SNPMeta is a Python and BioPython-based tool to generate "metadata" for single nucleotide polymorphisms (SNPs) for easy filtering, or submission to SNP databases. Information reported includes gene name, whether the SNP is coding or noncoding, and whether the SNP is synonymous or nonsynonymous. SNPMeta outputs in either a dbSNP submission report format, or a tab-delimited format.

Run SNPMeta Online

There is a Web-based version of SNPMeta available here. It only annotates with default settings, and only annotates a maximum of 20 SNPs at one time. Download the script for full functionality.

Download SNPMeta

SNPMeta is now available on GitHib! Please download SNPMeta from GitHub, as it will have the most current version. Changes made to the script will also be documented there.

User Manual

The user manual (pdf) is available here.


The SNPMeta paper is published in Molecular Ecology Resources, and is available here.

Example Files

Example dataset - a collection of 20 SNPs called in Drosophila melanogaster, from King et al., (2012).

Default output - dbSNP-formatted report, for the 20 SNPs in the example dataset.

Verbose output - a tab-delimited text file with much more information, for the 20 SNPs in the example dataset.

All annotations were generated using a copy of NCBI's 'nt' database, current as of October 16, 2012.

Citing SNPMeta

If you use any of SNPMeta's annotations in a publication, please cite Kono et al. (2013).

Companion Scripts

These are various helper scripts provided to help with running SNPMeta. They might have uses outside of that context, though. - A shell script to run BLAST on SNPs, and save the reports as XML. Requires an installation of NCBI's BLAST executables, and a Bash shell. Edit the script in a text editor so the variables match your system. Requires a directory with FASTA files, with one sequence per file. This script will create a new file for each FASTA in the directory, ending in '.xml', containing the BLAST report. - A Python script to convert from the Illumina contextual sequence format to FASTA, for input to SNPMeta. Accepts a text file with two fields, separated by a tab: the SNP Name, and the SNP contextual sequence. Outputs a FASTA file with IUPAC ambiguities to stdout. - A Python script to build SNP contextual sequences from a reference sequence and a VCF file. Generates a separate FASTA file for each sample listed in the VCF file. This is useful for generating contextual sequence from genotype-by-sequence (GBS) data, as the SNPs will be stored as a VCF. Requires BioPython. Also requires Argparse if using Python < 2.7. - A Python script to split a large FASTA file into smaller files. Takes a FASTA file and a positive integer as arguments. Requires BioPython.

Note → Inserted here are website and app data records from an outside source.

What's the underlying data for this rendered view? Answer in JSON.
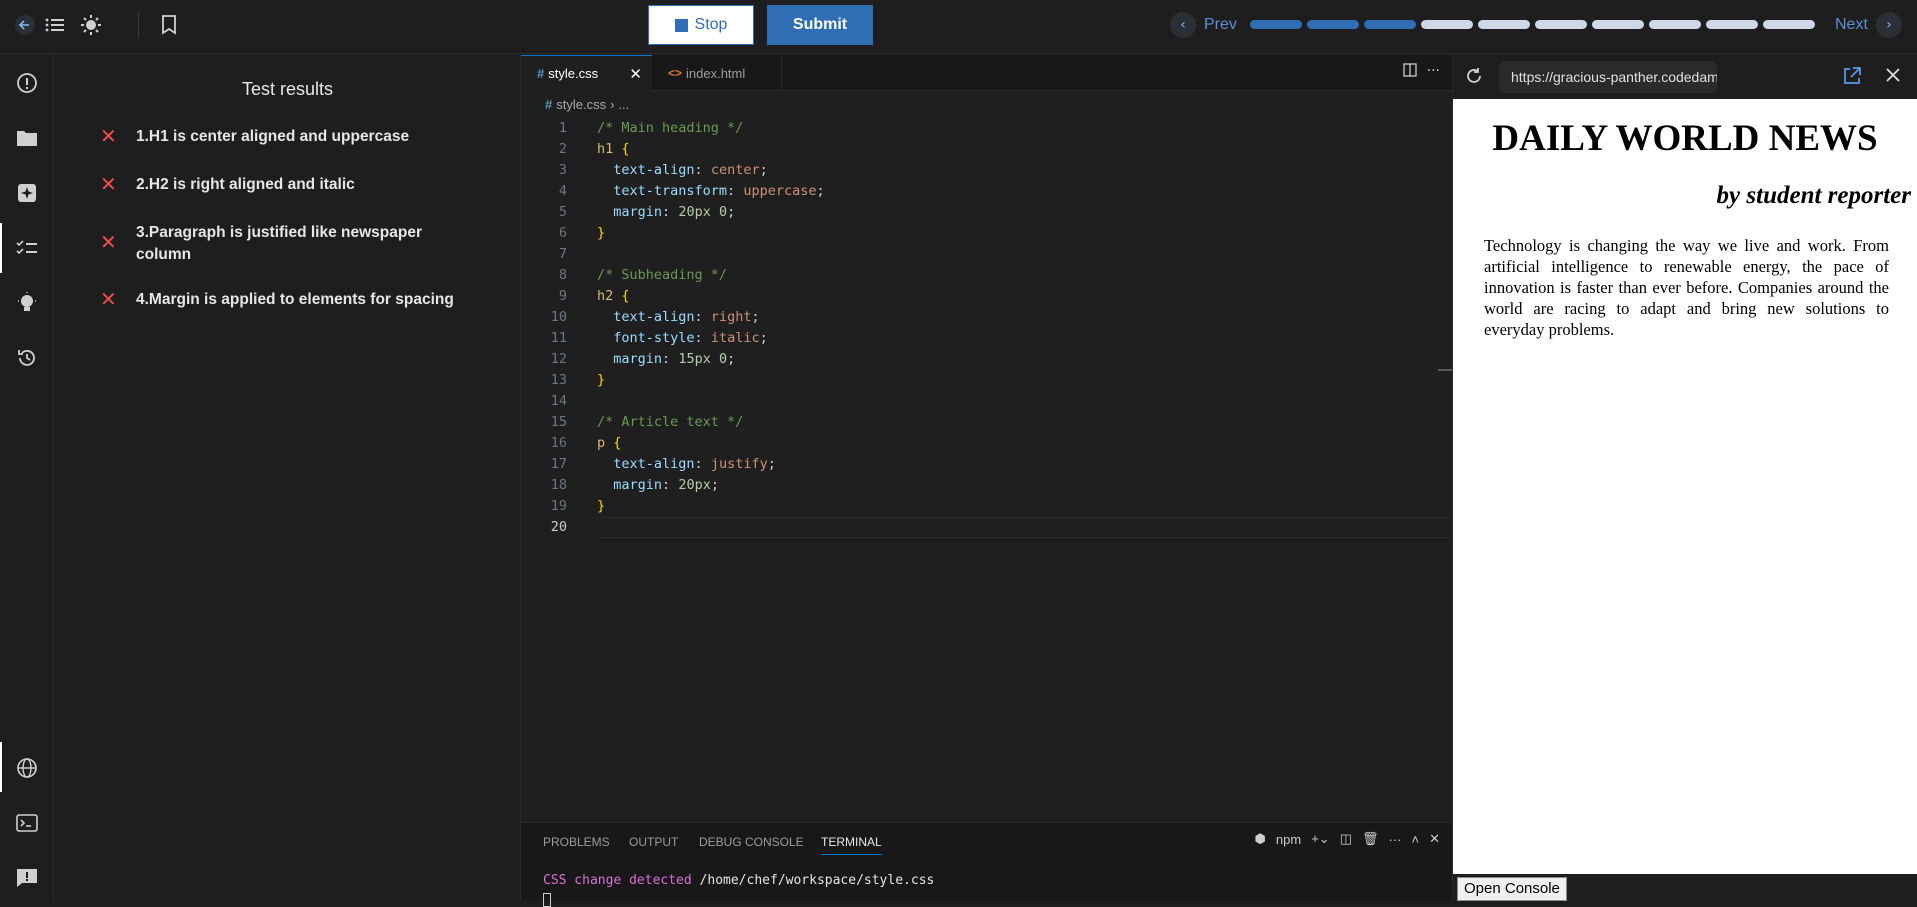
{
  "topbar": {
    "stop_label": "Stop",
    "submit_label": "Submit",
    "prev_label": "Prev",
    "next_label": "Next",
    "progress_total": 10,
    "progress_done": 3
  },
  "tests": {
    "title": "Test results",
    "items": [
      {
        "label": "1.H1 is center aligned and uppercase",
        "status": "fail"
      },
      {
        "label": "2.H2 is right aligned and italic",
        "status": "fail"
      },
      {
        "label": "3.Paragraph is justified like newspaper column",
        "status": "fail"
      },
      {
        "label": "4.Margin is applied to elements for spacing",
        "status": "fail"
      }
    ]
  },
  "editor": {
    "tabs": [
      {
        "icon": "#",
        "label": "style.css",
        "active": true
      },
      {
        "icon": "<>",
        "label": "index.html",
        "active": false
      }
    ],
    "breadcrumb": [
      "style.css",
      "..."
    ],
    "current_line": 20,
    "lines": [
      "/* Main heading */",
      "h1 {",
      "  text-align: center;",
      "  text-transform: uppercase;",
      "  margin: 20px 0;",
      "}",
      "",
      "/* Subheading */",
      "h2 {",
      "  text-align: right;",
      "  font-style: italic;",
      "  margin: 15px 0;",
      "}",
      "",
      "/* Article text */",
      "p {",
      "  text-align: justify;",
      "  margin: 20px;",
      "}",
      ""
    ]
  },
  "panel": {
    "tabs": [
      "PROBLEMS",
      "OUTPUT",
      "DEBUG CONSOLE",
      "TERMINAL"
    ],
    "active_tab": "TERMINAL",
    "shell_label": "npm",
    "terminal_msg": "CSS change detected",
    "terminal_path": "/home/chef/workspace/style.css"
  },
  "preview": {
    "url": "https://gracious-panther.codedamn.app",
    "h1": "Daily World News",
    "h2": "by student reporter",
    "paragraph": "Technology is changing the way we live and work. From artificial intelligence to renewable energy, the pace of innovation is faster than ever before. Companies around the world are racing to adapt and bring new solutions to everyday problems.",
    "console_button": "Open Console"
  },
  "colors": {
    "accent": "#2f6db5",
    "fail": "#f14c4c",
    "progress_pending": "#cfd8e6"
  }
}
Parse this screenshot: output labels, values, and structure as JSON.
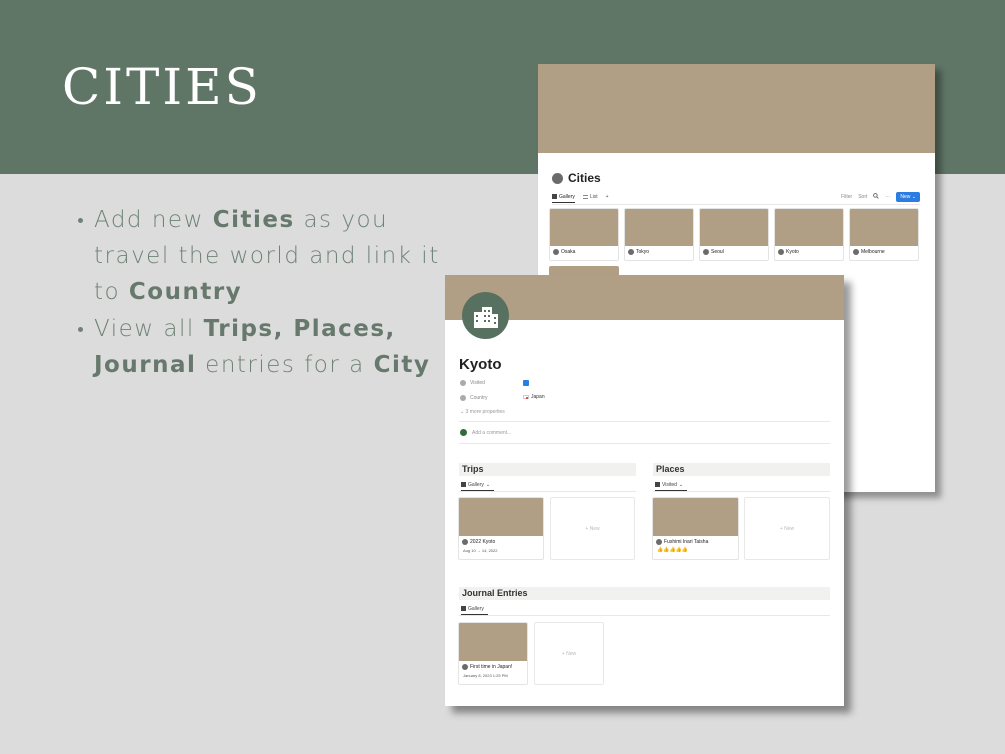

Frequently Asked Questions

How do I cite SNPMeta?

If you use SNPMeta's annotations in your research, please cite Kono et al. (2013).

Can I run SNPMeta on Windows?

Yes! Running SNPMeta on Windows is a little different from running it on UNIX-like operating systems, however. More detailed information is provided in the user manual.

Which Python version should I use?

SNPMeta is currently written to run on Python version 2.7.3. Python 2.6.* will also work, provided that the argparse library is installed. Argparse is provided in the Python 2.7 standard libraries, so separate installation is not necessary. SNPMeta is untested with Python 3, but this may change in the future. SNPMeta uses syntax that is not implemented in Python 2.5 and earlier, so these versions will not work.

I need a C compiler to install BioPython. Where can I get one?

If you are working on GNU/Linux, then the GNU C Compiler (part of the GNU Compiler Collection) should be available. If your distribution does not provide gcc by default, then you can use its package manager to install it. If you are working on MacOS, then Apple provides a C compiler free with their Developer Tools package. The "Command Line Tools for Xcode" can be used if downloading the full Xcode package takes too much space. A C compiler should not be necessary for installing SNPMeta's dependencies on Windows.

How long does SNPMeta take to run?

If you are running BLAST through SNPMeta, then it takes a little over one minute per SNP to process. Most of the time is spent waiting for BLAST results. If you have run BLAST beforehand, and are annotating from XML reports, then SNPMeta is significantly faster, and can annotate over 1,000 SNPs in about 20 minutes.

Last updated: 2013-08-21

The views and opinions expressed in this page are strictly those of the page author.
The contents of this page have not been reviewed or approved by the University of Minnesota.